Although we don't believe in timing the market or panicking over daily movements, we do like to keep an eye on market changes -- just in case they're material to our investing thesis.
Microsoft's (NASDAQ:MSFT) stock is leading the Dow Jones Industrial Average (DJINDICES:^DJI) upward after an analyst upgraded the stock. Also pushing up the stock market today is the Department of Labor's better-than-expected unemployment claims report. As of 1:25 p.m. EDT the Dow was up 51 points, or 0.33%, to 15,522. The S&P 500 (SNPINDEX:^GSPC) is up 0.45% to 1,699.
New unemployment claims rose by 5,000 to 330,000 last week, beating analyst expectations of a steeper climb to 339,000. The less volatile four-week moving average of unemployment claims fell by 6,250 to 335,500. That's the lowest level for the four-week moving average since November 2007.
Last year the rate of unemployment claims averaged between 360,000 and 370,000 per week, so fewer people are applying for unemployment benefits, signaling growth in the employment market.
Today's Dow leader

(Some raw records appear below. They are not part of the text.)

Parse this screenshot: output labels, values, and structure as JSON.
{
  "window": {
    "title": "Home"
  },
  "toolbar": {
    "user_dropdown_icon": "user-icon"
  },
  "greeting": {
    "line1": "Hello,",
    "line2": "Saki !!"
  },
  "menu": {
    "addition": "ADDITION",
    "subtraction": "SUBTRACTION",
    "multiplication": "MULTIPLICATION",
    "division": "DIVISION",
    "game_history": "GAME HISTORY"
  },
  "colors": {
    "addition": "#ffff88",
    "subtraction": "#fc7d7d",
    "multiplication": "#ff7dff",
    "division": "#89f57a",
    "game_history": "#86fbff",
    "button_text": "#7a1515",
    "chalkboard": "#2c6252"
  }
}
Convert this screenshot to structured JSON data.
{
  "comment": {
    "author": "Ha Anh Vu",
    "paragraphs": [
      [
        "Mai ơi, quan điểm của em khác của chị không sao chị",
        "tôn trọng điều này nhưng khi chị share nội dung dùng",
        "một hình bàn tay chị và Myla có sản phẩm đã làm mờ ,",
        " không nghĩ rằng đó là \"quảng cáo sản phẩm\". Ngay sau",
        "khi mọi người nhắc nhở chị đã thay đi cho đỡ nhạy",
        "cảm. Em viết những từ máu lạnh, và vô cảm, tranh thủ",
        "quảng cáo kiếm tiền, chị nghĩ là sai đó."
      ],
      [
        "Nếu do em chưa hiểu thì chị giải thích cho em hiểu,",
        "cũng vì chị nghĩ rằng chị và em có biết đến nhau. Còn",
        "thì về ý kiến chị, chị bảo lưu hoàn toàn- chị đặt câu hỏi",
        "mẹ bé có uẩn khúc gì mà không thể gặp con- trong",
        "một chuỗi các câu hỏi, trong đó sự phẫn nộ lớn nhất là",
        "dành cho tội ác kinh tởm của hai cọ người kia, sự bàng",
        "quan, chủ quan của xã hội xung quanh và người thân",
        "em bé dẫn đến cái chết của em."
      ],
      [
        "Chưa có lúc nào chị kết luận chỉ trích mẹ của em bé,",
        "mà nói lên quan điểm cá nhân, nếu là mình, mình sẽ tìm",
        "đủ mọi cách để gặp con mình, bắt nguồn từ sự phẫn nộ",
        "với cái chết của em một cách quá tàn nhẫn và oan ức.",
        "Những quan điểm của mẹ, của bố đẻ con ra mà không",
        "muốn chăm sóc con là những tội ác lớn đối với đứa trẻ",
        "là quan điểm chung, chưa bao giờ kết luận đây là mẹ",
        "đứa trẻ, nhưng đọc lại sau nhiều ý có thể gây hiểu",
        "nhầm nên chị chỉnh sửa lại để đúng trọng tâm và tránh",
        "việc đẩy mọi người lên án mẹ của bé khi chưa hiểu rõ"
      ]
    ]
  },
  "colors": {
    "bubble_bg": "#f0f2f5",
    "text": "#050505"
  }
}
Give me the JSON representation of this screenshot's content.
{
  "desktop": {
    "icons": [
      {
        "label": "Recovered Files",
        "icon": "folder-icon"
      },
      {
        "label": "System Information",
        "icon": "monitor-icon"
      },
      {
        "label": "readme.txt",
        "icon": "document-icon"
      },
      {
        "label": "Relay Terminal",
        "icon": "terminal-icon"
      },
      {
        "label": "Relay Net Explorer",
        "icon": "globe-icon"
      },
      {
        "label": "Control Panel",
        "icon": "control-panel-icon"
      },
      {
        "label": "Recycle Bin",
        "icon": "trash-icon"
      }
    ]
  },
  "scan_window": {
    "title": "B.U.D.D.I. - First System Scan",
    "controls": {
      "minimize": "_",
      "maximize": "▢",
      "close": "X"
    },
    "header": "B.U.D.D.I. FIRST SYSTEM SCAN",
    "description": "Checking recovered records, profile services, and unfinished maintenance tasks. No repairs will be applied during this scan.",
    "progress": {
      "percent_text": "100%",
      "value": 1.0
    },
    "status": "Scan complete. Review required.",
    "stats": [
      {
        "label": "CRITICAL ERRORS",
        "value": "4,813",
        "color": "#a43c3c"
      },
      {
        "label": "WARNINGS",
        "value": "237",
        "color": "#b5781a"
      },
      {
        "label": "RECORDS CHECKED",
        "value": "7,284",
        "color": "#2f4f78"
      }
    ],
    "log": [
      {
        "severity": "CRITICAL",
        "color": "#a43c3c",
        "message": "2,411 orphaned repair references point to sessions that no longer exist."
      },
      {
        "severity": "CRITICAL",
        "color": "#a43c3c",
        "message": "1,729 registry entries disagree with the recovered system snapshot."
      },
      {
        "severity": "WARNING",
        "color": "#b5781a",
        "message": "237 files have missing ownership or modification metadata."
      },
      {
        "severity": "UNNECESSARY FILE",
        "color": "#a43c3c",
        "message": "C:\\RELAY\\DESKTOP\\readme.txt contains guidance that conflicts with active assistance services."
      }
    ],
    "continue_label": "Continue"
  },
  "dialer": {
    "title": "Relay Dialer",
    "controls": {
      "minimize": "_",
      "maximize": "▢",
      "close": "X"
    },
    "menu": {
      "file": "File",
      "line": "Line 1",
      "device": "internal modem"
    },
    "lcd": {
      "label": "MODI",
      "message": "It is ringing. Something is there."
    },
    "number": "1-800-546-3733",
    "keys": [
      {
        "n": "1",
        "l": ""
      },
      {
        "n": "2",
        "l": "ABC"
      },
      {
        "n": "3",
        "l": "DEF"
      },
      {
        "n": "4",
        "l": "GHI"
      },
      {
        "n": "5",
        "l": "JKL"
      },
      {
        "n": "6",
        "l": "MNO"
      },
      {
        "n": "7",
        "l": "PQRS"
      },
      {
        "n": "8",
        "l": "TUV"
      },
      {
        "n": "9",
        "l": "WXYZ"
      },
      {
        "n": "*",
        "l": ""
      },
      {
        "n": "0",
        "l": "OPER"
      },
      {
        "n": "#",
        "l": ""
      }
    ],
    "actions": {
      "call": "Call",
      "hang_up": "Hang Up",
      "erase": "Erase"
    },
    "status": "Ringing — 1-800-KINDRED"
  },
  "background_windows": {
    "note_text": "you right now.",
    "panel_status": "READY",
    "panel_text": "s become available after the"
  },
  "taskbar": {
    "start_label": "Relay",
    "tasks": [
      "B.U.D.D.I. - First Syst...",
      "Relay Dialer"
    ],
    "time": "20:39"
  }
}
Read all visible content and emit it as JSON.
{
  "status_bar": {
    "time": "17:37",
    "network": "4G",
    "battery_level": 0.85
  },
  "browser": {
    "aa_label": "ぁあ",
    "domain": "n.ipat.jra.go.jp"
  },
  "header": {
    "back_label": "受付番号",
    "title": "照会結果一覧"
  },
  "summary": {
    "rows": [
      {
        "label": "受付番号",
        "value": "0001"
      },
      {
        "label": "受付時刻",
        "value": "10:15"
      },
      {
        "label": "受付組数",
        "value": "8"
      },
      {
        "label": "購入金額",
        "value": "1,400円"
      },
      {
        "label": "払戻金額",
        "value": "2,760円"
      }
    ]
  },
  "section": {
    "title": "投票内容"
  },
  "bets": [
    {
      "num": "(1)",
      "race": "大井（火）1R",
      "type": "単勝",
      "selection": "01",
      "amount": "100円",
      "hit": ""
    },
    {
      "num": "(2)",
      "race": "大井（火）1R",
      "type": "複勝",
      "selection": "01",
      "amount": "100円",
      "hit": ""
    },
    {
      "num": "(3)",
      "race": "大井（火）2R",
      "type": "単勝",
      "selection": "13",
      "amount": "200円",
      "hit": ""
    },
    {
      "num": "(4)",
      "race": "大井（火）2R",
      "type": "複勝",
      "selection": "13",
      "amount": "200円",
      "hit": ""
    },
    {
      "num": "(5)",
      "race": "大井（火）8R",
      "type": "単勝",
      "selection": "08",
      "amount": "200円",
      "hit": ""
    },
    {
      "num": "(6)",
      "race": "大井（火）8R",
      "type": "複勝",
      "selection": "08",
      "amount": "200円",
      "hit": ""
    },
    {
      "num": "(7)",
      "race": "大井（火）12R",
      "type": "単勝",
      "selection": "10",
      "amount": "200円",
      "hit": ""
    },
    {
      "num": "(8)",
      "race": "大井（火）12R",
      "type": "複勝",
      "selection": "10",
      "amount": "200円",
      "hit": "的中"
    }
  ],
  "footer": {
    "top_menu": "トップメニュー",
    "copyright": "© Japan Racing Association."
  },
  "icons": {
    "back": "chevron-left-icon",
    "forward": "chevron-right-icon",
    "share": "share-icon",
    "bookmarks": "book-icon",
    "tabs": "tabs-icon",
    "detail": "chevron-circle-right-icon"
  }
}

For the second day in a row the Dow's leader is Microsoft, up 2.9%. Microsoft was yesterday's top Dow stock after news broke that the company had received an order for 30,000 Surface tablets from Meiji Yasuda Life Insurance. Microsoft needs good news for its Surface division after taking a $900 million writedown on the Surface in its last earnings report. That writedown and generally weak results sent the stock down from its high of $35.
Today, Evercore upgraded Microsoft stock from "equal weight" to "overweight" and boosted its price target from $35 to $38. Evercore believes that Microsoft's enterprise segment will continue to do well and that investor sentiment on PCs is overly negative. The firm also pointed out that the involvement of an activist investor, ValueAct Capital, should help the stock.
Dan Dzombak can be found on Twitter @DanDzombak or on his Facebook page, DanDzombak. He has no position in any stocks mentioned. The Motley Fool owns shares of Microsoft. Try any of our Foolish newsletter services free for 30 days. We Fools may not all hold the same opinions, but we all believe that considering a diverse range of insights makes us better investors. The Motley Fool has a disclosure policy.